Last, the design and interpretation of candidate gene association studies, such as the present report, are not obvious. In the human lipoprotein lipase gene, for example, it has been found that the average individual is heterozygous at 17 sites, probably because of a combination of historical population founding, stratification of polymorphic changes, and recombination.70 Not all of these polymorphisms will be functional, although they may be in disequilibrium with other variants and/or with the disease. This emphasizes the importance of thorough functional analysis of any polymorphisms found to be associated with schizophrenia. Furthermore, the complexity and dependence on the interactions of functional variants contributing to a complex major mental illness is consistent with a hypothesis that many of these functional polymorphisms are likely to be common in the general population.55,56 In that regard, a variant in the catechol O-methyltransferase gene (COMT), found in 50% of non–mentally ill subjects, has recently been associated with prefrontal cortical deficits in schizophrenia, but estimated to contribute only a small percentage of the risk for the disease.71 Our findings of functional variants in the CHRNA7 gene promoter are similar; promoter polymorphisms were found in 28% of our control subjects with no family history of schizophrenia, but were strongly associated (P = .0001) with having a deficit in auditory sensory processing. The genotype relative risk for schizophrenia at one of the polymorphisms, −86 bp, was 2.39 (95% confidence interval, 1.07-5.32), indicating a small contribution to the disorder. This sort of inheritance of gene variants is likely to be the case for many complex disorders. Indeed, a role for calpain 10 in type2 diabetes has been recently reported, where the aberrant allele was found in 75% of the control population but in 80% of those with diabetes.72 It may be that the assemblage of a group of functional variants in one individual is required for the development of a complex disease such as schizophrenia.

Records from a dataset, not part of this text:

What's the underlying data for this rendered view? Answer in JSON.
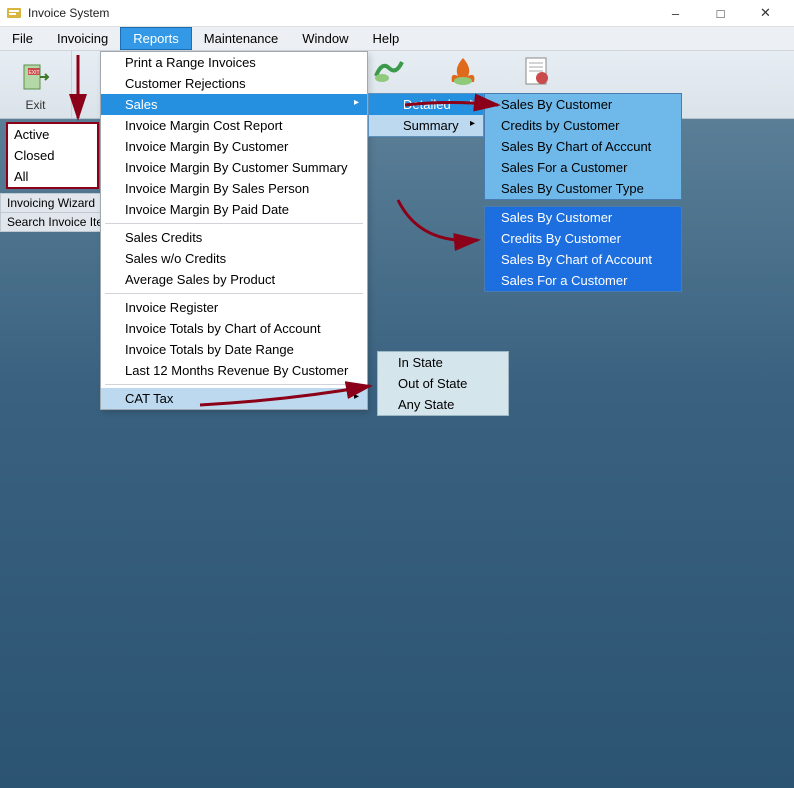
{
  "title": "Invoice System",
  "menus": [
    "File",
    "Invoicing",
    "Reports",
    "Maintenance",
    "Window",
    "Help"
  ],
  "active_menu_index": 2,
  "toolbar": {
    "exit_label": "Exit"
  },
  "sidebar": {
    "items": [
      "Active",
      "Closed",
      "All"
    ]
  },
  "sidebar_footer": [
    "Invoicing Wizard",
    "Search Invoice Items"
  ],
  "reports_menu": {
    "groups": [
      [
        "Print a Range Invoices",
        "Customer Rejections",
        {
          "label": "Sales",
          "arrow": true,
          "active": true
        },
        "Invoice Margin Cost Report",
        "Invoice Margin By Customer",
        "Invoice Margin By Customer Summary",
        "Invoice Margin By Sales Person",
        "Invoice Margin By Paid Date"
      ],
      [
        "Sales Credits",
        "Sales w/o Credits",
        "Average Sales by Product"
      ],
      [
        "Invoice Register",
        "Invoice Totals by Chart of Account",
        "Invoice Totals by Date Range",
        "Last 12 Months Revenue By Customer"
      ],
      [
        {
          "label": "CAT Tax",
          "arrow": true,
          "sub_active": true
        }
      ]
    ]
  },
  "sales_submenu": [
    {
      "label": "Detailed",
      "active": true
    },
    {
      "label": "Summary",
      "active": false
    }
  ],
  "detailed_menu": [
    "Sales By Customer",
    "Credits by Customer",
    "Sales By Chart of Acccunt",
    "Sales For a Customer",
    "Sales By Customer Type"
  ],
  "summary_menu": [
    "Sales By Customer",
    "Credits By Customer",
    "Sales By Chart of Account",
    "Sales For a Customer"
  ],
  "cat_menu": [
    "In State",
    "Out of State",
    "Any State"
  ]
}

Submitted for publication November 8, 2001; final revision received May 3, 2002; accepted May 9, 2002.
This study was supported by the Veterans Affairs Medical Research Service, Washington, DC (Drs Leonard and Freedman), and research grants DA09457 and DA12231 (Dr Leonard) and MH42212 and MH38321(Dr Freedman) from the National Institutes of Health, Bethesda, Md.
Corresponding author and reprints: Sherry Leonard, PhD, Department of Psychiatry, Campus Box C-268-71, University of Colorado Health Sciences Center, 4200 E Ninth Ave, Denver, CO 80262 (e-mail: Sherry.Leonard@UCHSC.edu)